Computer slowdown can be caused by different issues | It's Geek to Me
Q: I have a 2021 Gateway solid state drive laptop. I was using it to stream to my TV with an HDMI cable. Somehow, my computer became really slow and then unresponsive. I disconnected the cable, but that didn't help. I had to perform a recovery using my external backup drive.
Which brings up another question of how to back up, because I couldn't figure which file to use in the external drive. I did a Windows recovery and had to reinstall a couple programs. Now I am afraid to stream again. Please help.
— Jim F., Destin
Previous Geek column:Keeping up with today's TV technology is not easy | It's Geek to Me

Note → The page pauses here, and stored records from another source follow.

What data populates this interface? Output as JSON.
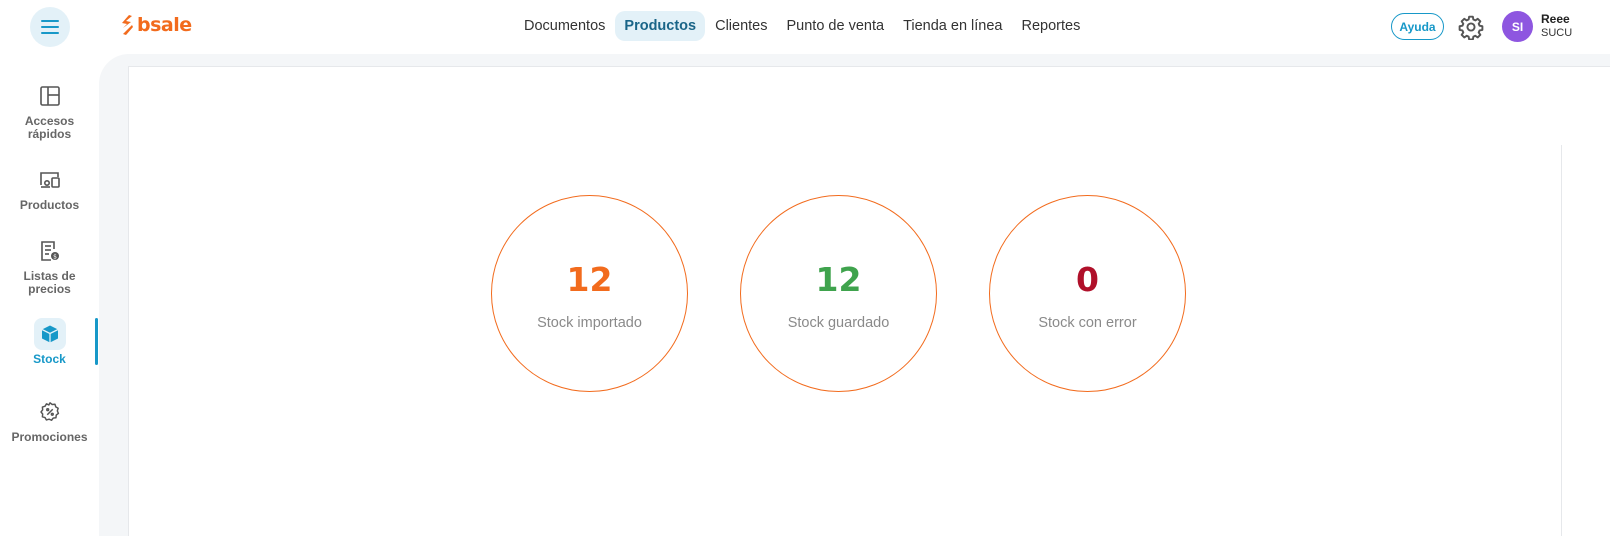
{
  "header": {
    "logo_text": "bsale",
    "nav": [
      {
        "label": "Documentos"
      },
      {
        "label": "Productos"
      },
      {
        "label": "Clientes"
      },
      {
        "label": "Punto de venta"
      },
      {
        "label": "Tienda en línea"
      },
      {
        "label": "Reportes"
      }
    ],
    "active_nav": "Productos",
    "help_label": "Ayuda",
    "avatar_initials": "SI",
    "user_name": "Reee",
    "user_sub": "SUCU"
  },
  "sidebar": {
    "items": [
      {
        "label": "Accesos rápidos",
        "icon": "layout-icon"
      },
      {
        "label": "Productos",
        "icon": "devices-icon"
      },
      {
        "label": "Listas de precios",
        "icon": "price-list-icon"
      },
      {
        "label": "Stock",
        "icon": "box-icon"
      },
      {
        "label": "Promociones",
        "icon": "discount-badge-icon"
      }
    ],
    "active": "Stock"
  },
  "stats": [
    {
      "value": "12",
      "label": "Stock importado",
      "color": "#f26b1d"
    },
    {
      "value": "12",
      "label": "Stock guardado",
      "color": "#3fa34d"
    },
    {
      "value": "0",
      "label": "Stock con error",
      "color": "#b0102a"
    }
  ],
  "colors": {
    "brand": "#f26b1d",
    "accent": "#1798c8",
    "avatar": "#8e56e0"
  }
}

A: It probably goes without saying that what you’re describing about your computer becoming really slow is not normal. That is to say, I can’t simply say “Oh, you have so-and-so set wrong. Uncheck that box, and everything will be fine.”
In fact, I can honestly say that I don’t fully understand your description, since while you’re streaming you generally aren’t interacting with the computer, and so I’m wondering exactly what it is that’s “slow and then unresponsive.”
My only guess is that you mean that this happens when you’re through streaming and try to do something else, and then when you click things or try to run other programs, everything takes longer than expected.
The specs you provided for the laptop sound like it should be a solid performer. Not great, but certainly adequate to perform the tasks we’re talking about without leaving you frustrated over performance issues. My first thought was inadequate RAM, but you said your system has 8 gigs, which should be plenty.
I would suggest, however, that you check to see if the system is actually reporting the full 8 gigs, and that something else isn’t going on to make part of your RAM unusable.
You should also check the Windows Task Manager when your system is underperforming to see where all of its capacity is being used, and by what. The key combination [Ctrl]+[Shift]+[Esc] is the fastest and easiest way into Task Manager.
Depending on how it’s set-up, you might need to click “More Details” at the bottom of the window. I recommend the “Performance” tab to see system utilization of CPU, memory, hard disk and Wi-Fi, and the “Process” tab to see what is actually consuming the resources.
When you’re not actively running something, your CPU usage should be sporadic spikes and your disk usage should be near zero. The performance tab can tell you a lot about how your system is doing, since it has graphs that show usage over the last 60 seconds.
If you have more information to offer to me after giving your system a good look-see, either comment on this article on my website or submit another question.
As for backups, I last discussed this topic in January (Geek Note: I.G.T.M. No. 754, Jan. 8, 2022) in which reader Doug F. had a setup similar to yours, in which he was backing up to an external drive. In Doug’s case, he had amassed a library of files and wanted to know how to use them to perform restore operations.
I’ll give you the same advice as I gave Doug, which is to use the built-in backup facility built right in to Windows. It’s available on the Control Panel and is labeled “Backup and Restore (Windows 7).”
Don’t ask me why they felt it necessary to throw that Win7 reference into the name. This tool will do everything you need to do all sorts of backups, from full system backups to incremental backups that contain only the files that have changed since the last backup. You can also choose for yourself which drives, folders or even specific files are backed up.
I’m a little unclear on what you mean by “I couldn't figure which file to use in the external drive.” In the context of performing a backup, you don’t really “use” any file. Microsoft has really dumbed down what you need to know to perform a backup.
In the backup utility, you tell it where you want to save the backup (in your case, the external drive), then you tell it what to back up, and Windows is perfectly happy to select for you, which works better than you might think since it is well aware of what on the drive is Windows itself, what are programs, and what are your data files. Or, as I said, you can choose all on your own what you want to back up.
That’s it. You don’t need to supply any file names for it to use to store the backup — it does it all on its own. If the time ever comes when you need to perform a restore, it identifies the backups not by some obscure forgettable filename, but by the date and time the backups were performed — a far more useful piece of data.
To view additional content, comment on articles, or submit a question of your own, visit my website at ItsGeekToMe.co (not .com!)